Go figure. Just this morning read an internal IT newsletter about this same subject. All of this information is second-hand, but I may just check out this book soon. The book “The Geek Gap: Why Business and Technology Professionals Don’t Understand Each Other and Why They Need Each Other to Survive,” by Pfleging and Minda Zetlin, claims that the “geek-suit” divide is inevitable. Here are some bullets points as to why:
• The tech worker, “the geek”, is a problem solver; the business person, “the suit”, is a people influencer. The geek likes to fix things, the suit relies more on people skills. Geeks and suits also interact with technology differently; the former are more interested in process while the latter are more consumed with use.
• To geeks, a piece of technology is a thing of beauty in its own right, a wonderfully fascinating puzzle. To suits, it’s a tool that is only worthwhile if it helps them accomplish their objectives.
• The moment geeks are likeliest to lose interest in a project is when it’s running perfectly (‘Hooray! Now I can stop working on it!’). That’s the moment suits are likeliest to start taking interest in the same project (‘Hooray! Now I can start working with it!’).
• Technology and business people differ in terms of career aspirations and lifelong goals, and relate differently to their workplaces. Tech people typically do not identify themselves by where they work but by what they do. It’s more important to them that they are in the ‘community’ of, say, .Net programmers or database administrators rather than at the company where they work. Business people are much more about climbing their company’s ladder.

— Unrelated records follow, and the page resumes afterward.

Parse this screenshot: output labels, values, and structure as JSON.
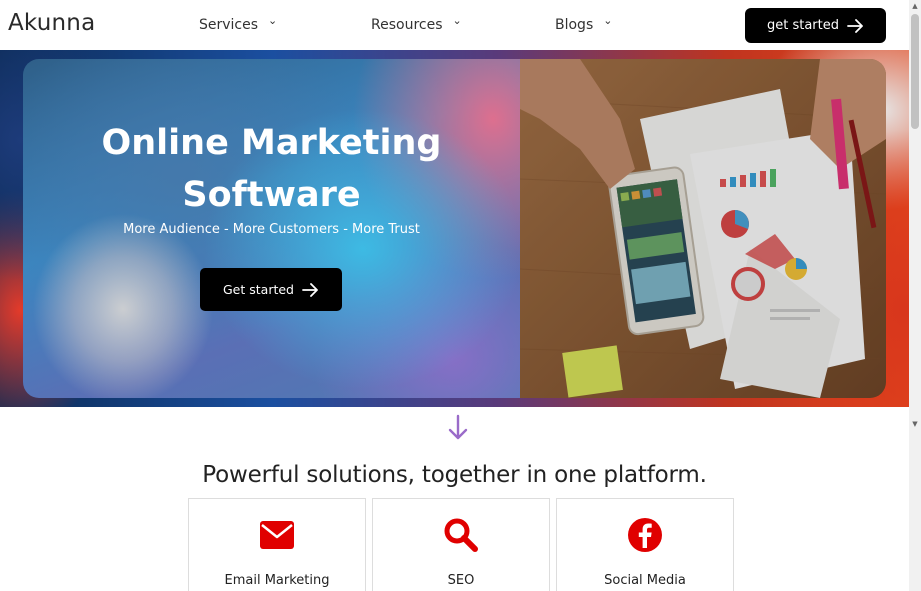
{
  "brand": {
    "logo": "Akunna",
    "accent": "#e00000",
    "purple": "#9a6bc9"
  },
  "nav": {
    "items": [
      {
        "label": "Services",
        "chevron": "chevron-down-icon"
      },
      {
        "label": "Resources",
        "chevron": "chevron-down-icon"
      },
      {
        "label": "Blogs",
        "chevron": "chevron-down-icon"
      }
    ],
    "cta_label": "get started"
  },
  "hero": {
    "title_line1": "Online Marketing",
    "title_line2": "Software",
    "subtitle": "More Audience - More Customers - More Trust",
    "button_label": "Get started",
    "image": "tablet-with-marketing-charts-on-desk"
  },
  "section": {
    "title": "Powerful solutions, together in one platform.",
    "cards": [
      {
        "label": "Email Marketing",
        "icon": "envelope-icon"
      },
      {
        "label": "SEO",
        "icon": "search-icon"
      },
      {
        "label": "Social Media",
        "icon": "facebook-icon"
      }
    ]
  }
}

The authors do go on to give points about how IT and business can help bridge that nearly inevitable gap, including cross-functional teams, intermingling, job exchanges, and business people doing what IT people now are doing: learning about how the other side works.

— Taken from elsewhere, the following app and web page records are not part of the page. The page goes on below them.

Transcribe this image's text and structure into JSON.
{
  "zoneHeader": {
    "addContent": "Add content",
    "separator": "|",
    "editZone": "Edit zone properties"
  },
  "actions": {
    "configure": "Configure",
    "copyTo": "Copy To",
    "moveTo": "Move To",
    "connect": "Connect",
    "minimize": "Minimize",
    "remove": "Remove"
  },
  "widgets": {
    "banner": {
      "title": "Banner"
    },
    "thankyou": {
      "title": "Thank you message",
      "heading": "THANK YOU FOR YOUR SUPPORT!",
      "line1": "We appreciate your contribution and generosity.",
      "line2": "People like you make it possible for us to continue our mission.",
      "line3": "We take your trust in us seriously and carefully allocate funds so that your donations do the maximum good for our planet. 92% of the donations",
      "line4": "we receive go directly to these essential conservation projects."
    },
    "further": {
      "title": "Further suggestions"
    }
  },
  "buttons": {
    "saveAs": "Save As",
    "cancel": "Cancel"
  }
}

Since I spend most of my lunch periods nursing a latte at a nearby Barnes & Noble and recouping the cost by reading magazines and books, I may skim this to see if it is worthwhile to fully read and have on my shelf.